Work instruction >> Count every line in the entries that follow where the word "JSON" appears, then state only the total.

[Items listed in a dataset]
——————
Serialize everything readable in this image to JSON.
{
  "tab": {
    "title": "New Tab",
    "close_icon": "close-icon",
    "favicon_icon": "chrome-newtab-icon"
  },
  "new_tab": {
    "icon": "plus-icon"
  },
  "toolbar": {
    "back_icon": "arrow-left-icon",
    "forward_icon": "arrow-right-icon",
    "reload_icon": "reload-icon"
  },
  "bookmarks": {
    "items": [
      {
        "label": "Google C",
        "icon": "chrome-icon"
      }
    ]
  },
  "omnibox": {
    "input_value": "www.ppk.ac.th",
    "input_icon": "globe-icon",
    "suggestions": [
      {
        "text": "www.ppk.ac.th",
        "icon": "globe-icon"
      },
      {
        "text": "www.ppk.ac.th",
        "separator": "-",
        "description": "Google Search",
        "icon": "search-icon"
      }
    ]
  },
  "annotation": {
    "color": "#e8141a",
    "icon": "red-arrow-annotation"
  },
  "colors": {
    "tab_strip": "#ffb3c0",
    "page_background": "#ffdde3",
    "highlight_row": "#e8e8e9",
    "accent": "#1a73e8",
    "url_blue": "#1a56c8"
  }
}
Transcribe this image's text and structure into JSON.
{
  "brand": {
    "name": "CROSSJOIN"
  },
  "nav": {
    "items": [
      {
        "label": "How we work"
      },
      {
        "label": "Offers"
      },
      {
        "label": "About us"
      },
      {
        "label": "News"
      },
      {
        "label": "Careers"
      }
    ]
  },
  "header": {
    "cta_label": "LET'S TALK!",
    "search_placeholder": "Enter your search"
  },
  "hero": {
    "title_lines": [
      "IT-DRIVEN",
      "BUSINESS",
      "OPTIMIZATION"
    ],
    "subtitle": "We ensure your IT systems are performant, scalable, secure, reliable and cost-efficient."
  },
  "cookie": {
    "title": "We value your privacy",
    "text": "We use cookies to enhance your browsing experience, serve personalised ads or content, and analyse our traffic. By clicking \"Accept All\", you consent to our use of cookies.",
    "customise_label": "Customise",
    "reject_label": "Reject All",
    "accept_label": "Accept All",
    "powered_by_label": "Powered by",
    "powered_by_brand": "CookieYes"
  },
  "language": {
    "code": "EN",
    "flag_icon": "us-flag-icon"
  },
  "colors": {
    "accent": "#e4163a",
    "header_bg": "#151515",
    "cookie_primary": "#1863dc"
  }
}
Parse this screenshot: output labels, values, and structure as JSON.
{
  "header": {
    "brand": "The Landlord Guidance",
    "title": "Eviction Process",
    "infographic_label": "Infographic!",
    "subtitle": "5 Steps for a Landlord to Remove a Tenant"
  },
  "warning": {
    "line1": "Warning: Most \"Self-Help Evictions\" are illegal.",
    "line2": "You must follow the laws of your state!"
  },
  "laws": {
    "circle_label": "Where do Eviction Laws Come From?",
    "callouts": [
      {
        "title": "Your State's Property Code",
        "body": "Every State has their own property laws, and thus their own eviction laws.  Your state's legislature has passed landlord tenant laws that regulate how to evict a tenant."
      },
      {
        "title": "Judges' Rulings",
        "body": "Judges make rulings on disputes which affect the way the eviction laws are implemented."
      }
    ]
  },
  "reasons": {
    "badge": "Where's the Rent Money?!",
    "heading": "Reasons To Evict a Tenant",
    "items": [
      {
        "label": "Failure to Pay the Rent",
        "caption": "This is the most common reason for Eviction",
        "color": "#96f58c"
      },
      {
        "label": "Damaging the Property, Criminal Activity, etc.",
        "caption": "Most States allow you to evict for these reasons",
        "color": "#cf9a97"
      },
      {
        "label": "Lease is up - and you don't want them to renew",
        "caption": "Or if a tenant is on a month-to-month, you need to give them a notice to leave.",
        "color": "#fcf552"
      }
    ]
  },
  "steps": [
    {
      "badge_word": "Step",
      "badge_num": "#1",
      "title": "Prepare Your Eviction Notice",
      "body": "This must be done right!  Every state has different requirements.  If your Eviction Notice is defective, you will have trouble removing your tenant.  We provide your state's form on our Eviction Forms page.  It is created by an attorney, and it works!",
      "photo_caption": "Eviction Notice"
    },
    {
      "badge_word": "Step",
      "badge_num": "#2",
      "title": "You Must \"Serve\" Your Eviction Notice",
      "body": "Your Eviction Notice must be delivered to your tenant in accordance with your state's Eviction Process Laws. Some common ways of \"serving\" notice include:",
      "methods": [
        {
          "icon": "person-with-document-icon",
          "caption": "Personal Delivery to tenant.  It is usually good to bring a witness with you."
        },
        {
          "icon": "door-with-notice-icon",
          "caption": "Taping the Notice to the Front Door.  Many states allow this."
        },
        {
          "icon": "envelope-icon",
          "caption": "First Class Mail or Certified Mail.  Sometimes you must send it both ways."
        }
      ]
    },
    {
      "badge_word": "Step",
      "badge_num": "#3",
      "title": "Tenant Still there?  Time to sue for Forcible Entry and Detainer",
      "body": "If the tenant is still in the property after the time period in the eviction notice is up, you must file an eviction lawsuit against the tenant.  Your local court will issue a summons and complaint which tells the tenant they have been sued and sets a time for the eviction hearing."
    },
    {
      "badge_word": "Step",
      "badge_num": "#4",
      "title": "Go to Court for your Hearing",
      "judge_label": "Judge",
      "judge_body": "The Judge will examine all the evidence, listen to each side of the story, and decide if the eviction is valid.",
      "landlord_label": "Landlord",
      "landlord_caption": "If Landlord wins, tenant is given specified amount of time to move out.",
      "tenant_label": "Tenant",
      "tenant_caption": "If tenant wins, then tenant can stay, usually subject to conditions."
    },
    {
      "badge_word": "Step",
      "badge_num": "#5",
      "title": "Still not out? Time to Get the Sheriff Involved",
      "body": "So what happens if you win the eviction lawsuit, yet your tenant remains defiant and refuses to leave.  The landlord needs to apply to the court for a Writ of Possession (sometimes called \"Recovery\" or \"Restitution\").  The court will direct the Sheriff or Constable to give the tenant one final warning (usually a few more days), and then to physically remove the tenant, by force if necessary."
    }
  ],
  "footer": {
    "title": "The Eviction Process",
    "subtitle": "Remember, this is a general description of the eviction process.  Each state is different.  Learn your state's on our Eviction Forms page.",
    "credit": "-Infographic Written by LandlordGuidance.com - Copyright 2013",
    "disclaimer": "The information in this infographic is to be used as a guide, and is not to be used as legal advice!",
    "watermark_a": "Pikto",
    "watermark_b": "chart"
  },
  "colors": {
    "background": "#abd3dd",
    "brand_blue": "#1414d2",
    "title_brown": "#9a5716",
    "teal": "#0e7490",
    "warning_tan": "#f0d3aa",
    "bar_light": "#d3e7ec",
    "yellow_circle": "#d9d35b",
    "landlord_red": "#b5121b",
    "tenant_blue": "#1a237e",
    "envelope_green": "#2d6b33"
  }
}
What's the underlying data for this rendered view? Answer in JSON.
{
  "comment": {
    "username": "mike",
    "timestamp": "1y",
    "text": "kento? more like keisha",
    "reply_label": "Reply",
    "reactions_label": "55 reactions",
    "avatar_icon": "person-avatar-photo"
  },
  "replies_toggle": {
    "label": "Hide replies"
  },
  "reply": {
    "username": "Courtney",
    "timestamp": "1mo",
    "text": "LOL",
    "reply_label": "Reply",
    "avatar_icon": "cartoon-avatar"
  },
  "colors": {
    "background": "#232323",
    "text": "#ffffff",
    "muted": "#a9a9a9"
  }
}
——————
Exercise output >> 4